In a crucial decision for the business community in general, and the banking industry in particular, the Court of Appeal has analysed the workings of the Clearing House Automated Payments System (CHAPS), through which half of the nation’s gross domestic product flows.
A company had intended to pay more than £217,000 to a supplier via the CHAPS system. The relevant form had been filled in with the intended recipient’s name, but the sort code and account number were incorrect. As a result of that error, the money was transferred to an account unconnected to the supplier, from which it was withdrawn by a third party.
In those circumstances, an issue arose as to whether the bank was entitled to debit the company’s account for the sum remitted. On the basis that it was standard banking practice not to check that the payee’s name accorded with the sort code and account number, a judge entered summary judgment in the bank’s favour.
In dismissing the company’s appeal by a majority, the Court noted that imposing an obligation on clearing banks to perform further checks before performing CHAPS transfers would have serious economic consequences and undermine the automated nature of the system. Clients’ wishes to have their money transferred within less than two hours would also be frustrated.
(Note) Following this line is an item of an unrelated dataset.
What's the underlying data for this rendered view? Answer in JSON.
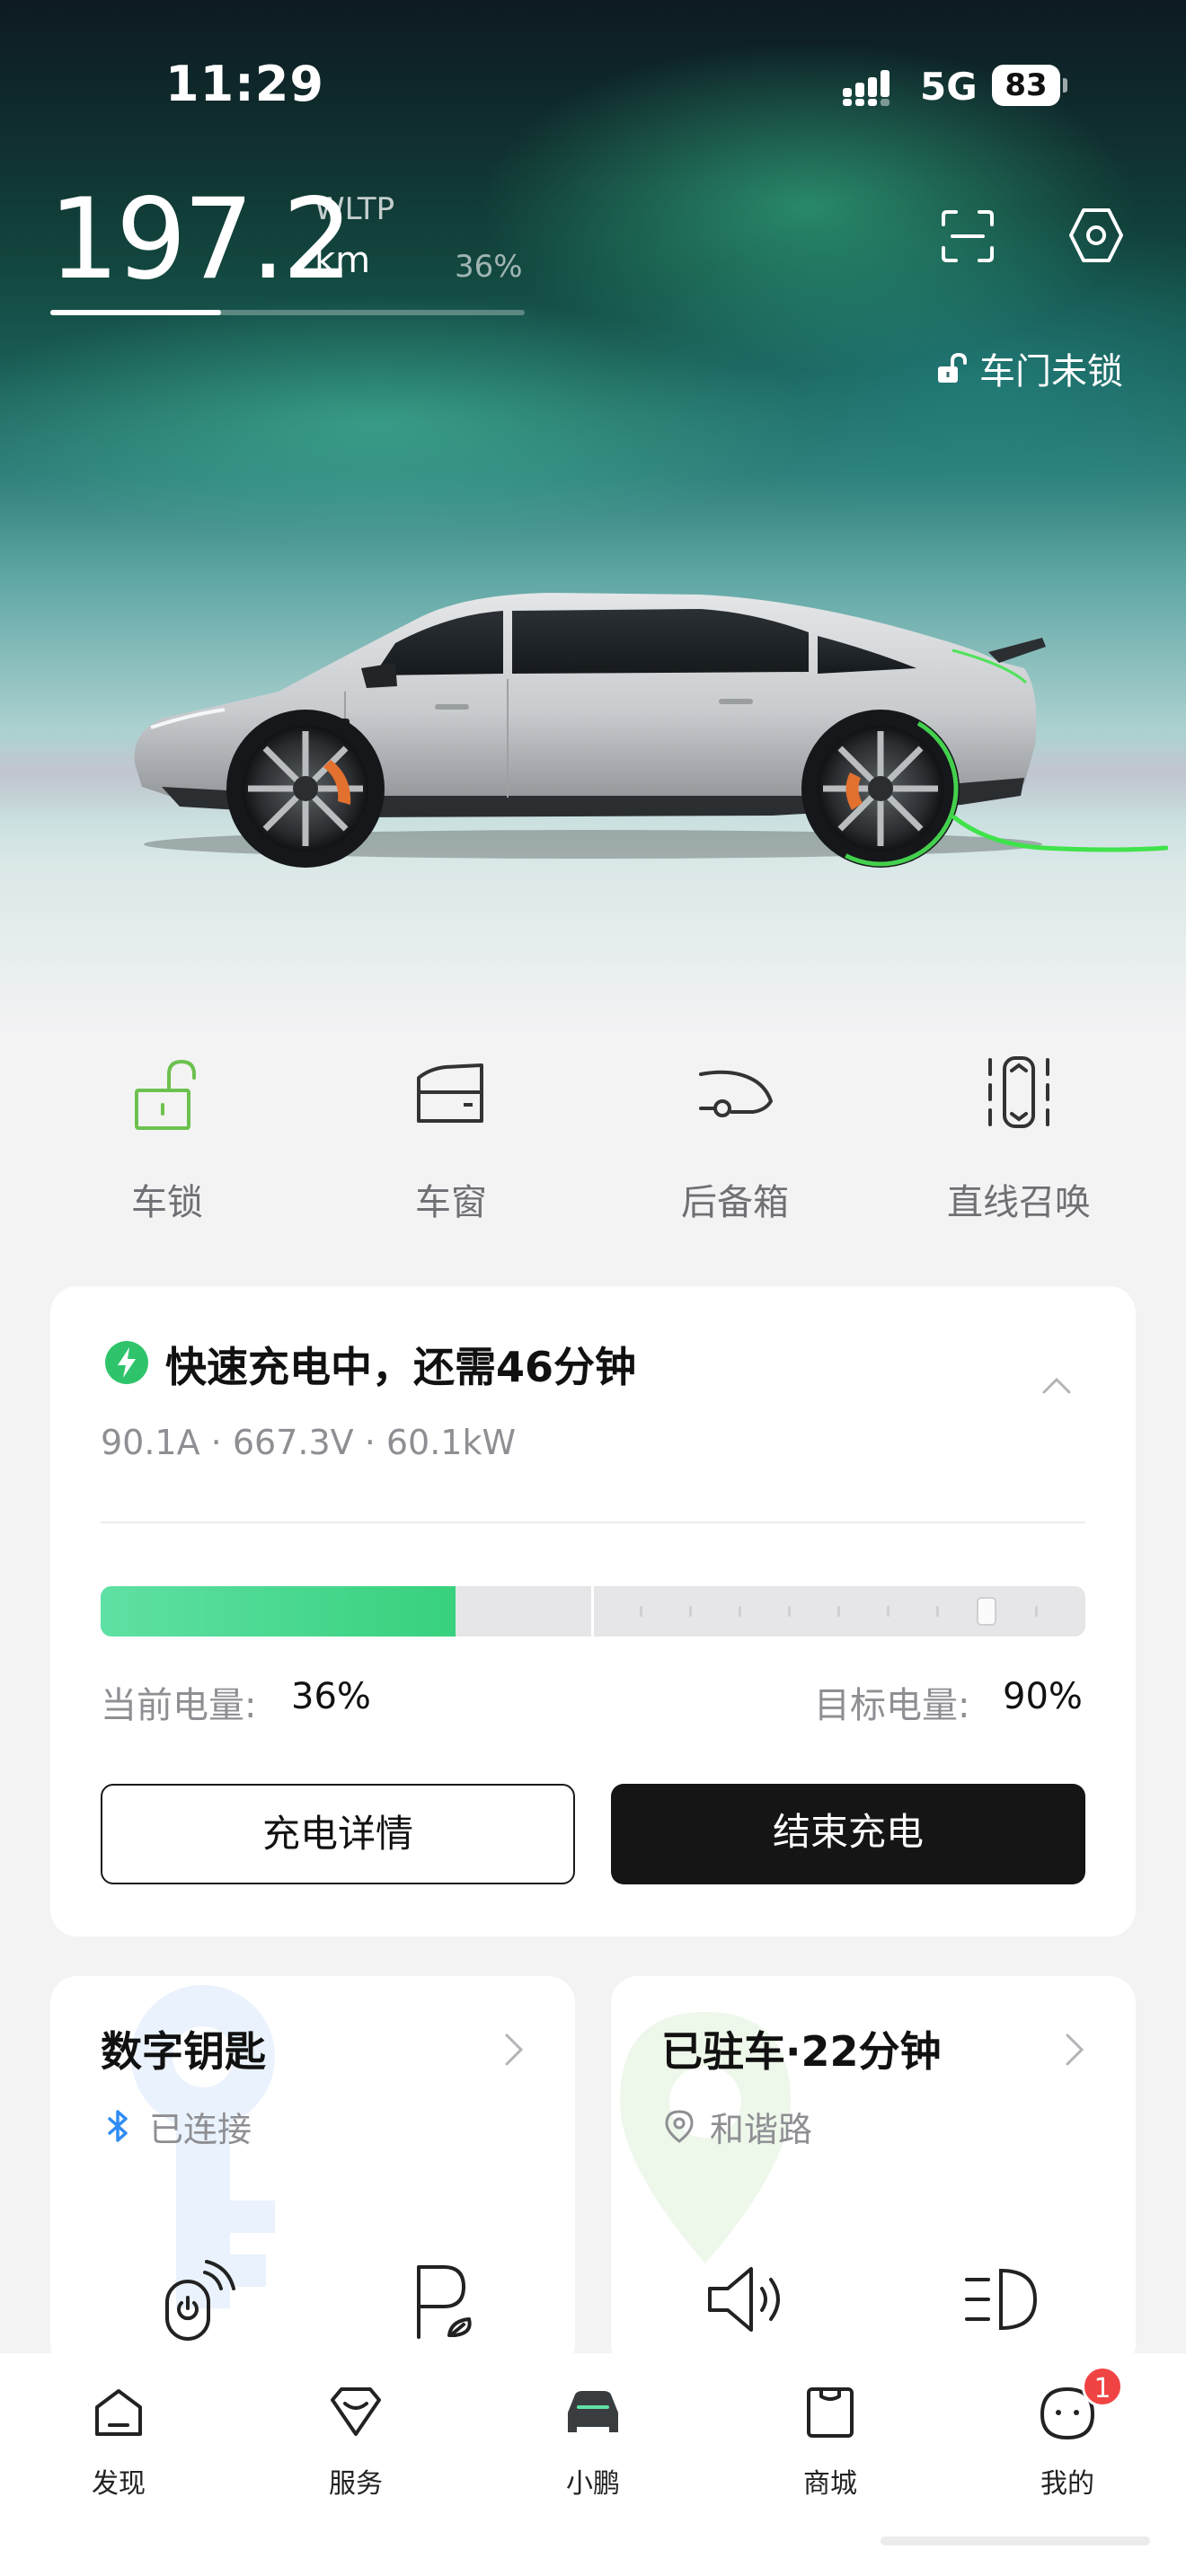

The company’s interpretation of the bank’s obligations was thus ‘unreasonable and made no business sense’.